## Records to use

--------

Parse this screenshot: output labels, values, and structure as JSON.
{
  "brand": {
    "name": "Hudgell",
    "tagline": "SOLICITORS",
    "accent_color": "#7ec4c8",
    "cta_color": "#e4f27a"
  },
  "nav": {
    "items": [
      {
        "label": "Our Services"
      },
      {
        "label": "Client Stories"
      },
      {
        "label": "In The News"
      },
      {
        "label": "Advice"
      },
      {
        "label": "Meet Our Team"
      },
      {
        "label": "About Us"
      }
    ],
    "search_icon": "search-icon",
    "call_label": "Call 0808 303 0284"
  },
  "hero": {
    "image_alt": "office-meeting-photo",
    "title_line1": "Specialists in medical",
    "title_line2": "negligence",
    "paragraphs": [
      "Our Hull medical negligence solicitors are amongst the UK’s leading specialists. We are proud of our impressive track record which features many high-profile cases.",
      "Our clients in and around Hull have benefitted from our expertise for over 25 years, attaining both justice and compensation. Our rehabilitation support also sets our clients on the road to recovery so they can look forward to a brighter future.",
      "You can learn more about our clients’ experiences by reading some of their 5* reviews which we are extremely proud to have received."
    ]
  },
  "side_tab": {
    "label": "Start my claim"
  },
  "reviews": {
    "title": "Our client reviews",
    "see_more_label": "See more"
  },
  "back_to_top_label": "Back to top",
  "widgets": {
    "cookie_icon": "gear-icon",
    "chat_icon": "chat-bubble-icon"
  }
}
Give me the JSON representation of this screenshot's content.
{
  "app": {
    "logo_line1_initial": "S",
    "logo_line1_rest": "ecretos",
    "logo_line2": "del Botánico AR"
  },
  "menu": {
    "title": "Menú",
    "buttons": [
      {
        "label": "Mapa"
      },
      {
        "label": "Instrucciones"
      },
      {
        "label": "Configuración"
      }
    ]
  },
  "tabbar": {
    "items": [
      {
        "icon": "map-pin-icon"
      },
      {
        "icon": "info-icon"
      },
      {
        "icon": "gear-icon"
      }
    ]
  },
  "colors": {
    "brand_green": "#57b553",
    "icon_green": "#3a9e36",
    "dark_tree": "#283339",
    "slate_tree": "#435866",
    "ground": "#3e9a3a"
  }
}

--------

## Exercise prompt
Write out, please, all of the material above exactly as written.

## Answer section
Parse this screenshot: output labels, values, and structure as JSON.
{
  "brand": {
    "name": "Hudgell",
    "tagline": "SOLICITORS",
    "accent_color": "#7ec4c8",
    "cta_color": "#e4f27a"
  },
  "nav": {
    "items": [
      {
        "label": "Our Services"
      },
      {
        "label": "Client Stories"
      },
      {
        "label": "In The News"
      },
      {
        "label": "Advice"
      },
      {
        "label": "Meet Our Team"
      },
      {
        "label": "About Us"
      }
    ],
    "search_icon": "search-icon",
    "call_label": "Call 0808 303 0284"
  },
  "hero": {
    "image_alt": "office-meeting-photo",
    "title_line1": "Specialists in medical",
    "title_line2": "negligence",
    "paragraphs": [
      "Our Hull medical negligence solicitors are amongst the UK’s leading specialists. We are proud of our impressive track record which features many high-profile cases.",
      "Our clients in and around Hull have benefitted from our expertise for over 25 years, attaining both justice and compensation. Our rehabilitation support also sets our clients on the road to recovery so they can look forward to a brighter future.",
      "You can learn more about our clients’ experiences by reading some of their 5* reviews which we are extremely proud to have received."
    ]
  },
  "side_tab": {
    "label": "Start my claim"
  },
  "reviews": {
    "title": "Our client reviews",
    "see_more_label": "See more"
  },
  "back_to_top_label": "Back to top",
  "widgets": {
    "cookie_icon": "gear-icon",
    "chat_icon": "chat-bubble-icon"
  }
}
Give me the JSON representation of this screenshot's content.
{
  "app": {
    "logo_line1_initial": "S",
    "logo_line1_rest": "ecretos",
    "logo_line2": "del Botánico AR"
  },
  "menu": {
    "title": "Menú",
    "buttons": [
      {
        "label": "Mapa"
      },
      {
        "label": "Instrucciones"
      },
      {
        "label": "Configuración"
      }
    ]
  },
  "tabbar": {
    "items": [
      {
        "icon": "map-pin-icon"
      },
      {
        "icon": "info-icon"
      },
      {
        "icon": "gear-icon"
      }
    ]
  },
  "colors": {
    "brand_green": "#57b553",
    "icon_green": "#3a9e36",
    "dark_tree": "#283339",
    "slate_tree": "#435866",
    "ground": "#3e9a3a"
  }
}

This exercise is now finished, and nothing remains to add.